Despite the collapse of the real estate in Spain, believe it or not, homes are still sold and not only that, but three of every ten sales of properties bought in Spain are done so with cash in hand, i.e. without the need for a mortgage.
These buyers are, in general, small and medium investors over 55 years of age, able to pay the full price of a dwelling, without having to go to the local or UK bank for a mortgage. The buyers aim is to provide it as a donation to their children or get a return by letting it, preferring to invest in brick and mortar rather than leaving the money in a deposit account, as they believe that their savings are not well assured in the bank and the interest rates are not very jubilant either.
Savings of up to 50%.
Anyway, before acquiring a house or flat, it is recommendable to take into account certain precautions, as obvious as to find out if a tenant resides in or to check charges that can weigh on the property but let's start from the beginning. We will list them on next week articles.
If you take a calculator in hand or use an Excel sheet and start doing some arithmetic you will find out that acquiring a property without funding from a bank and paid in cash it can mean savings of up to 50% with respect to the purchase through a mortgage.
Buy without mortgage.
275,000 mortgages were signed during 2012 of the nearly 320,000 homes that were sold in Spain, according to data from the INE (National Statistics Institute). Despite the collapse of the real estate sector, the Spanish government is still fundraising VAT. With each ten sales of homes; three are carried out with cash, without the need for funding.
The abolition of tax incentives for house purchase from January 1, 2013 and the closing of the mortgage tap, especially for flats that are not owned by banks, has caused that access to a mortgage is more expensive and involves a larger number of demands. Thus, the increase in cash payments to buy flats is a trend that is spreading throughout Spain, except in the Basque country, where the majority of purchases still being done with mortgages.

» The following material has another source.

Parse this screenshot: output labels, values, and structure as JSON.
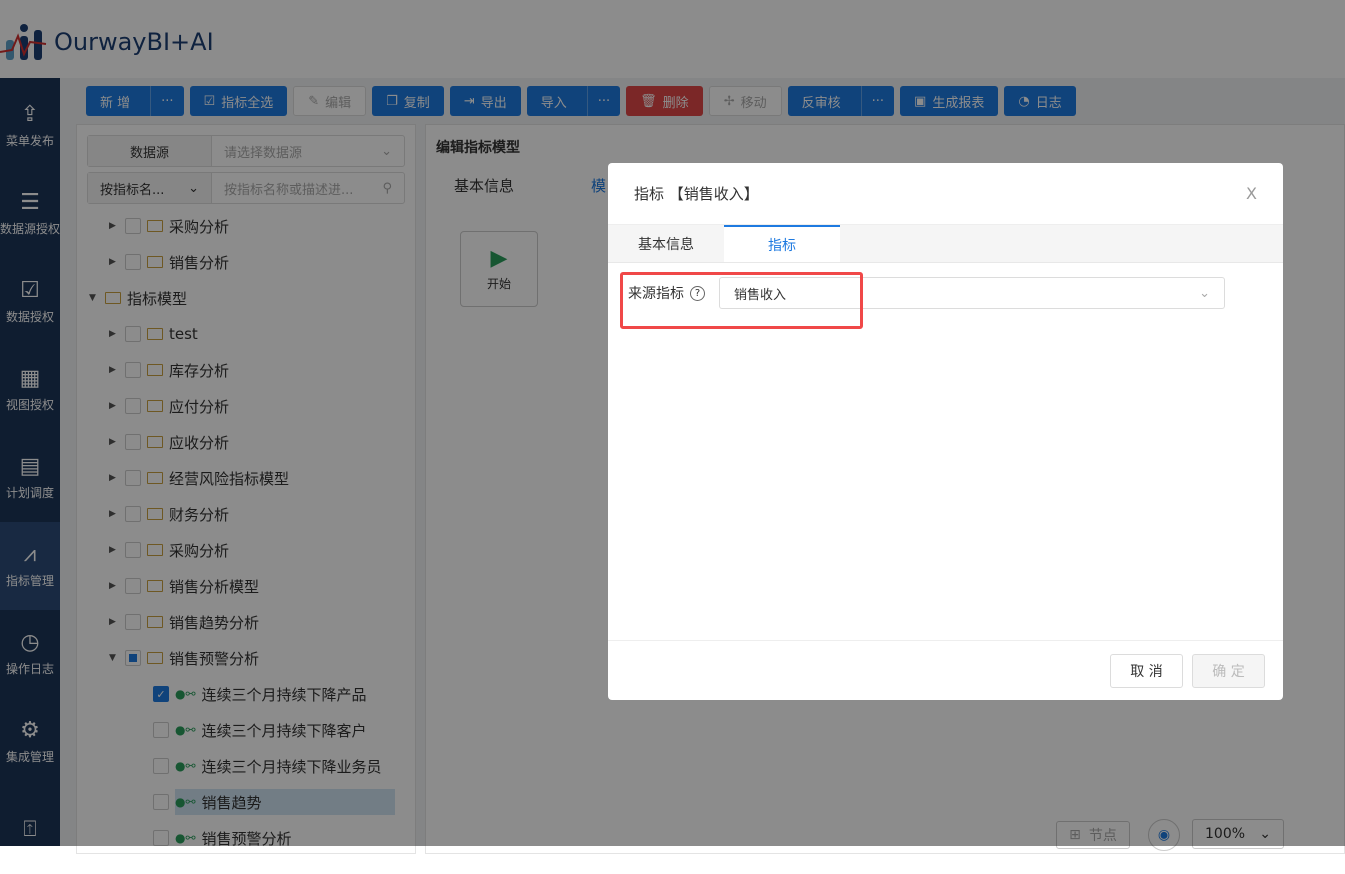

Who are buying homes with cash on hand?
Since the beginning of the crisis, has emerged a new kind of real estate investor, usually a 55-year-old, who is able to pay the full price of a property in cash, without having to resort to the a mortgage from a bank. New home buyers perceive the mistrust in the financial system and considered that their savings are not sure all in banks. For this reason, they prefer to invest in bricks and mortar, instead of putting all the money in doubtful financial products, or in an account with a fixed interest, speciallywhen interests are decreasing year after year.
Prices are down by as much as 50 up to 70%.
The type of property which is mostly purchased in cash tends to be small and old, with prices down on its current value by as much as 50 up to 70%. Real bargains you might say.
These small investors do not possess large fortunes, but have enough liquidity to acquire a property without a mortgage. The types of property which attract these buyers are usually small and old, with large reduction in their original prices. In addition, the statistics show that they do not buy to speculate or to reside in it, but rather to leave it in inheritance to their children or to achieve profitability that may round a 5% at present, through its rental. At the same time, both banks and property developers and individuals are making a great effort adjusting prices downward to attract those who are willing to still invest their savings in the real estate market.
Next week we will analyse a complete list of tips of what to look for before carrying out a purchase.